Maya can be pretty hardcore.
Next I put the question to Maya’s little brother Felix, who had crawled into bed with me that morning and said “I’m glad you’re home, daddy.” He said that he missed playing Xbox with me, which I already knew because my wife had emailed me about it days earlier. And I knew how my wife missed me because the night I got home her last comment before falling asleep was, “I hate doing those humidifiers.” Filling them is typically my job, and they’re difficult to open.
To be fair, all three kids had made a sweet welcome home sign for the front door. And Maya and Felix had left a “we missed you” index card in my bed. So why couldn’t I just be happy that they said they missed me and leave it at that? Because after not being part of their day-to-day lives for ten days I was feeling detached and dispensable.
Part of the problem was my destination. As most geography buffs know, Australia is far. Fifteen hours nonstop from LAX to Sydney means you can watch five movies back to back, have a couple meals and naps, watch your beard grow darker during trips to the lavatory, stare at your fingernails for an hour, and still have plenty of time on your hands. That’s how far. Another issue is that it’s criminally expensive to call the states from Australia, and I no doubt exacerbated my feelings of detachment by calling home only once. The good news is that Wi-Fi down under is surprisingly reliable and at worst no more expensive than the hourly connection charges at most upper range U.S. hotels. So in the end I was only communicating with my kids via daily emails to my wife — emails that also revealed that she was running things very smoothly without me. The kids were being really good for her, school was fine, they were having play dates, and yes, my wife said they said they missed me.

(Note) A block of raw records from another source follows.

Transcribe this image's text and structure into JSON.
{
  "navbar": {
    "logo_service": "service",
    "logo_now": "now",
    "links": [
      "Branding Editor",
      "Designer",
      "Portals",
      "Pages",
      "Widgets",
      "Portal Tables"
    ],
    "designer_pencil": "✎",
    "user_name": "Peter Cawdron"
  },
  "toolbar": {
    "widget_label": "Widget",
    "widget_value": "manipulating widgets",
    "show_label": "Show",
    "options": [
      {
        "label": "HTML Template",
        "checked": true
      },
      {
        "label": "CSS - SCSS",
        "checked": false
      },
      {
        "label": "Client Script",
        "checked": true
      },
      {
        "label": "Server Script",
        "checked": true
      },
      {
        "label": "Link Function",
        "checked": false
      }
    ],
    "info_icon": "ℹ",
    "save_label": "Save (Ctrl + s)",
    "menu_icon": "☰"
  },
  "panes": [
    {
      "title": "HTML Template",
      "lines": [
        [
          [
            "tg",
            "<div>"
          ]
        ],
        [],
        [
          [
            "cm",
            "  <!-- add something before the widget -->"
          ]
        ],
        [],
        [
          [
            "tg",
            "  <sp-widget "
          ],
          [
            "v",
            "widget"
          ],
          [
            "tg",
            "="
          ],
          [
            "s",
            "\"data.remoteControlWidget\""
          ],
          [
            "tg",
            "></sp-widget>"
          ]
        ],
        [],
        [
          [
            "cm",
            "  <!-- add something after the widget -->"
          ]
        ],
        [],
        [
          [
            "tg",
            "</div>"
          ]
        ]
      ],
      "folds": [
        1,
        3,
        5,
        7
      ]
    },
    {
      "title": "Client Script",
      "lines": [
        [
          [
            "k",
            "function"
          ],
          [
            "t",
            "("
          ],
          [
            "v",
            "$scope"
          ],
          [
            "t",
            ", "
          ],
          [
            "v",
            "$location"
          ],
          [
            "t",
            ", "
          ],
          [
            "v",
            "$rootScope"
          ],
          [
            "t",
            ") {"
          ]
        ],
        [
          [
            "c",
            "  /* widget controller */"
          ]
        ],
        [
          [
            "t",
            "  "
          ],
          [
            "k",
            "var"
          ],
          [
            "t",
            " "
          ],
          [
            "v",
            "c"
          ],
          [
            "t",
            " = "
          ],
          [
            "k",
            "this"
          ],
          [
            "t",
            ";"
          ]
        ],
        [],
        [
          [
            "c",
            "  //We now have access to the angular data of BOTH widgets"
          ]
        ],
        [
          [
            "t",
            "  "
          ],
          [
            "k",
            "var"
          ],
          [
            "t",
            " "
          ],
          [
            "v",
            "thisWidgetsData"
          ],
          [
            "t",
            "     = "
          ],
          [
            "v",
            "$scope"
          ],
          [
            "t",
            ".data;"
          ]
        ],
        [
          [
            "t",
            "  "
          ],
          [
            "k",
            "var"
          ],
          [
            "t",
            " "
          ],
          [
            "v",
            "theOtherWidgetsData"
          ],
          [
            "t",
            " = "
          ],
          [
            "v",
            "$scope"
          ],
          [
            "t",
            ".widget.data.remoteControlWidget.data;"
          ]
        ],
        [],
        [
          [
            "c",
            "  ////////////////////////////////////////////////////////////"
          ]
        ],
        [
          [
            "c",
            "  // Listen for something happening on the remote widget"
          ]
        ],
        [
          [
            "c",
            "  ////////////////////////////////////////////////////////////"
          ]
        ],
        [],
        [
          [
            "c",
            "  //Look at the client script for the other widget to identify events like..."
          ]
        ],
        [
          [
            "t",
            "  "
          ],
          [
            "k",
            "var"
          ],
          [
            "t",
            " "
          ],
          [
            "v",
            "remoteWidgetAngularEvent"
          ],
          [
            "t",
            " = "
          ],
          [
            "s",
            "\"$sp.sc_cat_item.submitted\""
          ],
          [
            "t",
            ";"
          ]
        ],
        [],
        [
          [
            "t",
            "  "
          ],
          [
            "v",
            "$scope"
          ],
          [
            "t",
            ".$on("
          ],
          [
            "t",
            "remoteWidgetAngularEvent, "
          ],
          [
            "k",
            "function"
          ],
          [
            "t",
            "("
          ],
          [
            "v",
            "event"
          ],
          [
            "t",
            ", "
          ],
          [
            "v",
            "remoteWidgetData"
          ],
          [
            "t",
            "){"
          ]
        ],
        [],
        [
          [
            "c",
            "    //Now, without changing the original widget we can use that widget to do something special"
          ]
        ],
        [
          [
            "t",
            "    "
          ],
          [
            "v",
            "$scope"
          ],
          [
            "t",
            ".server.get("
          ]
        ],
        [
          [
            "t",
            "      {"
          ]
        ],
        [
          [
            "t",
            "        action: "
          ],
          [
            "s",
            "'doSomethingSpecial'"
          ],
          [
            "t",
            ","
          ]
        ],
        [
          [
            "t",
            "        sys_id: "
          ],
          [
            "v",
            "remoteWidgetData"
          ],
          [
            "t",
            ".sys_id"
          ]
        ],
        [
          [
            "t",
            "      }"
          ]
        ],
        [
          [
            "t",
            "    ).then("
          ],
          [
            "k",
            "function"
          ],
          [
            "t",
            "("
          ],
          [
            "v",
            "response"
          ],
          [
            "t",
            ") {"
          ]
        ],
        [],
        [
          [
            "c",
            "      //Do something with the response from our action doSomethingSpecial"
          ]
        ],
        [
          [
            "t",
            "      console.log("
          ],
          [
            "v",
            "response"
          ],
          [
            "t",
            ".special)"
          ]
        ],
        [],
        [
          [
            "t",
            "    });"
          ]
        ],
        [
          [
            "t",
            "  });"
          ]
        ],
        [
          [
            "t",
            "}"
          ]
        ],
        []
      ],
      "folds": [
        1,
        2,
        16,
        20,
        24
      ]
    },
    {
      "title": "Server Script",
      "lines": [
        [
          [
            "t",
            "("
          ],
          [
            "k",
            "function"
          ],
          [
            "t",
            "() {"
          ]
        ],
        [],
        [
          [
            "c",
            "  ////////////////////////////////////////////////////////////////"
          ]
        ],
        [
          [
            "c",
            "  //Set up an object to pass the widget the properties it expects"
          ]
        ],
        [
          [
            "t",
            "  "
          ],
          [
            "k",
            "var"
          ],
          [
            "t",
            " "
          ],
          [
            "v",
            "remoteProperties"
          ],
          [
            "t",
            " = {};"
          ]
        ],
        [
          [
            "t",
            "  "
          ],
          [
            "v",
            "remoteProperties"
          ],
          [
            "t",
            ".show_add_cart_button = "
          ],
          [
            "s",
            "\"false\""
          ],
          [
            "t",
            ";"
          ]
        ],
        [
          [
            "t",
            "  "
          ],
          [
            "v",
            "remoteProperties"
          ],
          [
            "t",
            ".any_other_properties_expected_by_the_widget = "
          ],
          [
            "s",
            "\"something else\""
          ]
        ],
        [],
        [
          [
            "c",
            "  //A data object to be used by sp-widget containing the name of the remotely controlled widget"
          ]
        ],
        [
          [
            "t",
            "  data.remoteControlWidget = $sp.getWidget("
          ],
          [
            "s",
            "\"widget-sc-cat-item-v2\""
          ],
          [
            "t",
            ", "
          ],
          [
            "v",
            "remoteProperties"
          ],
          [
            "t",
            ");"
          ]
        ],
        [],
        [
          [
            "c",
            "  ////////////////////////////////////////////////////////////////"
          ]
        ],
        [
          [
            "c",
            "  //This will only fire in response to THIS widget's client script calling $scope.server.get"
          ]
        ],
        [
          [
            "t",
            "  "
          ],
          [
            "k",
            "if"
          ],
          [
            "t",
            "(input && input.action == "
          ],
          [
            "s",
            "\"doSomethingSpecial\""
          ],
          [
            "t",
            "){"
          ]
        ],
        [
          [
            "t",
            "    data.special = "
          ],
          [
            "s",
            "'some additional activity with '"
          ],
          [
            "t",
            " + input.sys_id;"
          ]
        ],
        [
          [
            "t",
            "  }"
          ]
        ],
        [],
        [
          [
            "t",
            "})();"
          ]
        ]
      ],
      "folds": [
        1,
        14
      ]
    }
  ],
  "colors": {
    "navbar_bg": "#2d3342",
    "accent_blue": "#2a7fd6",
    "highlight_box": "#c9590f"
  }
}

Still, I began wondering — in the same manner that a justifiably paranoid employee on a long vacation begins to wonder what it means when his workplace doesn’t miss a beat without him — just how essential my job was to the “company.” Sure, my kids thought I was fun, but what was I giving them that they couldn’t get from my wife? And inevitably that led to my questioning how present I really was when I was home. Why do I constantly check my Blackberry while I’m with my kids, especially when I know they don’t like it? Why do I always wait for one of them to ask me to play a board game first? And why do I always say no to doing craft projects, the ones my wife will always initiate with them? These are valid questions to pose anytime, I suppose, but there’s nothing like some serious travel to make you ask them and, potentially, to be afraid of the answers.
Anyway, about an hour after putting the question to Maya I was sitting at our dining room table, one cup of coffee away from blacking out from the time change, and she sits down and asks if I want to see all the valentines she had gotten a few days before. Sure, I said, and she sat close to me — unusual for her — and she read me each one, front and back. Since the Department of Education has evidently mandated that all classmates give each other valentines even if they don’t like each other, this took a while. And when she was done, the boy got in on the act. And by the time he was done, Maya had already gotten out the checkerboard, set up both sides, and without even gauging my interest, indicated that I should start playing.
That’s when I started to get it. Any responsible guardian can warrant a child’s attention, but these kids missed mine. Further, “how did you miss me” is probably too conceptual a question — for a kid or a grown-up — since the answer probably varies day to day. This was underscored about an hour later while I was walking my eldest, Libby, home from class. I told her what I had asked her sister and brother and put the question to her: You said you missed me, but how? “I don’t know,” she said, “I just did.” So I guess no matter what you think it is you bring to the table as a dad and no matter how much you travel, just be happy you’re getting that answer today.